Another regular spring visitor is the handsome little Ruddy Duck, easily recognizable by its stiff upright tail.


Herons, like the Green Heron pictured here and Great Blue Herons stalk the shallows.

And Common Loons arrive in early April feeding heavily before continuing on by mid May and again returning in late October for another short stay.



Red-breasted Merganser typically arrive around mid-April and are the last of the migratory waterfowl to move on, usually staying until the end of May or early June.


Pied-billed Grebes can be spotted both spring a fall with the fall birds typically arriving in early September and staying on well into November.  This little grebe allowed me to follow it along from only a few feet away as it dove in the shallows finally to emerge with a tiny bluegill.


Along with the species previously mentioned I have photographed Common Mergansers, Hooded Mergansers, Northern Shovelers, Red-head's, Ring-necked Ducks, Widgeon, Lesser Scuap, the resident Wood Ducks, Mallards, Canada Geese, Tundra Swans and a River Otter here.

As for the fish, Bluegill, Perch, both Small-mouth and Large-mouth bass, Northern Pike, Musky and Walleye filled the water.  Many local folks as well as some traveling from considerable distances have fished this beautiful mountain lake.

While at the lake I have met persons from as far west at Michigan, as far south as Florida, and as far east as Germany and seldom was I there that there wasn't others enjoying it as well.  But sadly it will all come to an end soon.

The dam recently was classified by Pennsylvania DEP as a high-hazard dam and the Pennsylvania Fish and Boat Commission's has announced that starting next week they will drain the lake.  The draw-down will take 2 to 3 months to complete depending upon weather conditions with a fish recovery and transfer planned.  With no funding in place for dam repairs or replacement and the PFBC in a tight financial situation, the lake bed will sit empty until if /when funds become available.

Sadly we will loose the only lake in the county and the wildlife that the lake supports.

7 comments:

PaWingers said...

Great article Coy! I gotta say I also find myself reflecting on certain things and it's spooky when I think it was maybe 40 years ago or more. We're not getting any younger my friend. I also have to comment on the picture of the Green Heron. I'm not real good about abiding to the rule of thirds but when I look at your picture of the Green Heron it reinforces the fact that the rule has some merit. Great pics.

Elaine said...

Even though it is a man-made lake it is a beautiful spot, and a wonderful place for wildlife. What a shame to lose such a well-used recreation spot. Your collection of photos is gorgeous, especially the Green Heron shot and the Pied-billed Grebe.

Montanagirl said...

Love your photos. Such a nice collection of birds. It's too bad about losing the lake. How sad.

Lindsjö taxar said...

Great post with beautiful pictures and your text, very interesting to read....you write good.

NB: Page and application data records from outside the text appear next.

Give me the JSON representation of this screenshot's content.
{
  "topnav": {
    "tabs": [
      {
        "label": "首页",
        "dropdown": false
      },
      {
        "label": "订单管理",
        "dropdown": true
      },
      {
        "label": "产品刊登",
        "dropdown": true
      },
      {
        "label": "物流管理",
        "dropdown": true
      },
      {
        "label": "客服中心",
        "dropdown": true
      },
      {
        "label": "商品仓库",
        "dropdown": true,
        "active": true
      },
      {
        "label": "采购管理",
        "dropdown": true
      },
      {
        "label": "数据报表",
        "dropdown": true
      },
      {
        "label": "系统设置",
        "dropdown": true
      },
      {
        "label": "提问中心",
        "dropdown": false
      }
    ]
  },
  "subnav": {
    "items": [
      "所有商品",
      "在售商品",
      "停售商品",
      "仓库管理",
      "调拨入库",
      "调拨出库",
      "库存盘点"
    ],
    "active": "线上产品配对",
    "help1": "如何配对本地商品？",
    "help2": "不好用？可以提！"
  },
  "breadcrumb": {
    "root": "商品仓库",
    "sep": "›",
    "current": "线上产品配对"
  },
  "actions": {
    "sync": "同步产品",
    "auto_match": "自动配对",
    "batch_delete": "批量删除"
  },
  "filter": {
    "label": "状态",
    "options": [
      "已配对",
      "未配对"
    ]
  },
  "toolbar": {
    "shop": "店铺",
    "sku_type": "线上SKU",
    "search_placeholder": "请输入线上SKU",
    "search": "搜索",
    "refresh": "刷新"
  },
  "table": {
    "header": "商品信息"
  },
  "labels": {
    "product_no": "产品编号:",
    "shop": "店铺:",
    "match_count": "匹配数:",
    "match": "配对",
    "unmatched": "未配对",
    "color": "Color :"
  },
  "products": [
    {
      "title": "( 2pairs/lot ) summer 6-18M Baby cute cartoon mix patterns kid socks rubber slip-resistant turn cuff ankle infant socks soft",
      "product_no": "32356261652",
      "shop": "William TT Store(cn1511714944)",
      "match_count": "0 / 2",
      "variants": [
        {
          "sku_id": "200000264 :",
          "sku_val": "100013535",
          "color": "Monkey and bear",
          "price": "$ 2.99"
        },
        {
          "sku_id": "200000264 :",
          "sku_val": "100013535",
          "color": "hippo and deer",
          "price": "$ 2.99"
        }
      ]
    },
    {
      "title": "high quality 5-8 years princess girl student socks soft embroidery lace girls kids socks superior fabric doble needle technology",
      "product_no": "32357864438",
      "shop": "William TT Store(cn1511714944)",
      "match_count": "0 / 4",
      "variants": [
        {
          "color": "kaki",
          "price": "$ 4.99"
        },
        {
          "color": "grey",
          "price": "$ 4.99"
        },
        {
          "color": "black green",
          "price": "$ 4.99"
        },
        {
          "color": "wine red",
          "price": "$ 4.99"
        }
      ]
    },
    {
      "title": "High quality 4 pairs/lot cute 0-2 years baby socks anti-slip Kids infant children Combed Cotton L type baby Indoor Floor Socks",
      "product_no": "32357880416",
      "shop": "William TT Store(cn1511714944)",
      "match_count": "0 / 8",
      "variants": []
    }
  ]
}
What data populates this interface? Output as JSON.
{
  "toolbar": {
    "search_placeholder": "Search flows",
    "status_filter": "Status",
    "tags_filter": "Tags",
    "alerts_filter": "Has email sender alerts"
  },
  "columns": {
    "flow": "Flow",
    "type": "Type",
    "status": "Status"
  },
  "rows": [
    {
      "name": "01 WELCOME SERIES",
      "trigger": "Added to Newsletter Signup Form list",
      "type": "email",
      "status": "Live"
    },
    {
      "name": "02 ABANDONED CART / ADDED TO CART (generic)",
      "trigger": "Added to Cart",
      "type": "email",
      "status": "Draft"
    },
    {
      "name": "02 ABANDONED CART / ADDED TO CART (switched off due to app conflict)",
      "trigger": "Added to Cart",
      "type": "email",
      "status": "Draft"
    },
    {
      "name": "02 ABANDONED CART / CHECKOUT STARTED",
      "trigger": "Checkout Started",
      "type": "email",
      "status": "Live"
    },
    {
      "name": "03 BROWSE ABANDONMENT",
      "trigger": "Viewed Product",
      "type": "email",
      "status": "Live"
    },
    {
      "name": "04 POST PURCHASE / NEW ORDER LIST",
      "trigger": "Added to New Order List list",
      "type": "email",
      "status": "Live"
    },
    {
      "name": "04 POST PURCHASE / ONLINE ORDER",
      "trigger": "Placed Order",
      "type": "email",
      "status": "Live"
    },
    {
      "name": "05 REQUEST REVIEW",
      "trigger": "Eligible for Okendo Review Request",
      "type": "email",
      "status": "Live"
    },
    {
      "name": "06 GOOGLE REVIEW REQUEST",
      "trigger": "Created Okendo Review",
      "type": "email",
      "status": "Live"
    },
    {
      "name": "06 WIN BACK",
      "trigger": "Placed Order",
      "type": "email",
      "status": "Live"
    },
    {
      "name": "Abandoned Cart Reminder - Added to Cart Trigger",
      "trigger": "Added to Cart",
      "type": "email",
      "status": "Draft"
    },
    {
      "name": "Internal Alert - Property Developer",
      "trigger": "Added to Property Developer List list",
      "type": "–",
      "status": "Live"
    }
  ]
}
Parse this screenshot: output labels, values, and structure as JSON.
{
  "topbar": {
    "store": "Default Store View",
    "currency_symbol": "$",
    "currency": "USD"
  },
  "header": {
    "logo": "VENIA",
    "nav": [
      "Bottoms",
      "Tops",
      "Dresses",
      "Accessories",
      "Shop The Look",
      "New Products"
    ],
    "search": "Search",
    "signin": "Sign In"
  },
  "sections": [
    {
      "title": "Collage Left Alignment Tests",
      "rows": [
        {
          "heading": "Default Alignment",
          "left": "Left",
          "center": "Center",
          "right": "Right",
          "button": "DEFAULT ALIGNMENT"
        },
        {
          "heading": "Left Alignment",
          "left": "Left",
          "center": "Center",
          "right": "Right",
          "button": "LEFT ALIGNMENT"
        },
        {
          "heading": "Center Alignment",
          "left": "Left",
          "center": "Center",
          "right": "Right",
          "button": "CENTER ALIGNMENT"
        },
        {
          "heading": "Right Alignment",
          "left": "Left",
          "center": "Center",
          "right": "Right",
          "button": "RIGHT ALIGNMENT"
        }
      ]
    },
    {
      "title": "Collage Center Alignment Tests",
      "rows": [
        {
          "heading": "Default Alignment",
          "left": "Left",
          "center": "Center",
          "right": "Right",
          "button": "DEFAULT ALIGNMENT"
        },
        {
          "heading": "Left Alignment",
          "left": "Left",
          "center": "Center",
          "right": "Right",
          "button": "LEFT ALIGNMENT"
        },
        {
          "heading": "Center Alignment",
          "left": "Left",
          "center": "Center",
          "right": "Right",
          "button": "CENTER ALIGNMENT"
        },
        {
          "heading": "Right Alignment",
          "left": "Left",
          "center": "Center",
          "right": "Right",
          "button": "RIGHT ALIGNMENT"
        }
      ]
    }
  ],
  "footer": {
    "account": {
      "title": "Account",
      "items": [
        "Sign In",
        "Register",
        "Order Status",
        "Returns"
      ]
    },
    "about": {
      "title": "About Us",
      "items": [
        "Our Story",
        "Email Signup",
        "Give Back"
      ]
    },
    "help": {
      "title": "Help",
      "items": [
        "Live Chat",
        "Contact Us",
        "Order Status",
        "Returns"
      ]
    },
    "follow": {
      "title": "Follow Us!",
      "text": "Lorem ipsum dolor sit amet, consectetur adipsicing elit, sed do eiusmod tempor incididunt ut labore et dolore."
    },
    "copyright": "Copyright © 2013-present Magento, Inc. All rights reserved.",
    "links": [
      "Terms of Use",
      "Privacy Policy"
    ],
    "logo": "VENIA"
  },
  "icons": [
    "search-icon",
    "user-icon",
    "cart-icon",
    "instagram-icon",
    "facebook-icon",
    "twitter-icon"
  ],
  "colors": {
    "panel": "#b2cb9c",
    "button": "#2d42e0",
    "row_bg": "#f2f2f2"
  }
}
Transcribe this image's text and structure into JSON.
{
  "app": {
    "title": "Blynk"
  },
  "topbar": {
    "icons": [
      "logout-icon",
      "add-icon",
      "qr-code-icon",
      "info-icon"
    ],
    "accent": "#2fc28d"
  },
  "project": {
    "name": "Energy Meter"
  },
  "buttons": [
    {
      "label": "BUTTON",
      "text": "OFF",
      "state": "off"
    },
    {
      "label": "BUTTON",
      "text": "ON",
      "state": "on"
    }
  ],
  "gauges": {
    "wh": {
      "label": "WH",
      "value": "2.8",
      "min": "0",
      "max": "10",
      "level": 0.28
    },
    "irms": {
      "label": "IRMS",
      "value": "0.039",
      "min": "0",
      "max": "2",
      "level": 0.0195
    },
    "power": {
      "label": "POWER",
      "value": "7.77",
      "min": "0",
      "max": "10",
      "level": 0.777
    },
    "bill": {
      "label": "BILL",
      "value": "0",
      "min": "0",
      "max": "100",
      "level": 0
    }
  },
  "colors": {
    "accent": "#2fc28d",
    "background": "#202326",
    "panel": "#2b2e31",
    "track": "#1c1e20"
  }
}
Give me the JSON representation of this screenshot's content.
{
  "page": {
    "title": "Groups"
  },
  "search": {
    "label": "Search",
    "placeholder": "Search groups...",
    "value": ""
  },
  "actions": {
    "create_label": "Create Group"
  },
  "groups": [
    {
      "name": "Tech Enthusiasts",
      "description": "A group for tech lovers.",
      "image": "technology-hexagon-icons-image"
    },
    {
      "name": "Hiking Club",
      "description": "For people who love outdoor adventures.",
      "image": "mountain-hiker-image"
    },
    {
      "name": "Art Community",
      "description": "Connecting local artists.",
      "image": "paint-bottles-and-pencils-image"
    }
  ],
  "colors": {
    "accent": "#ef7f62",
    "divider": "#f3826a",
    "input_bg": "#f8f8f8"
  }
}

bailey-road.com said...

Gorgeous photos!

Jim Borden said...

Sad to hear this. In these times we need to have our Government doing everything they can to preserve nature. Certainly the gas windfall money should be of help-but legislature argues about it and lets things like this happen

Arija said...

What a terrible money based tragedy for the wildlife. So sad to see a wonderful place like that just disappear from the landscape, cutting such a large part of your accustomed joy of nature out of your life and many other's as well.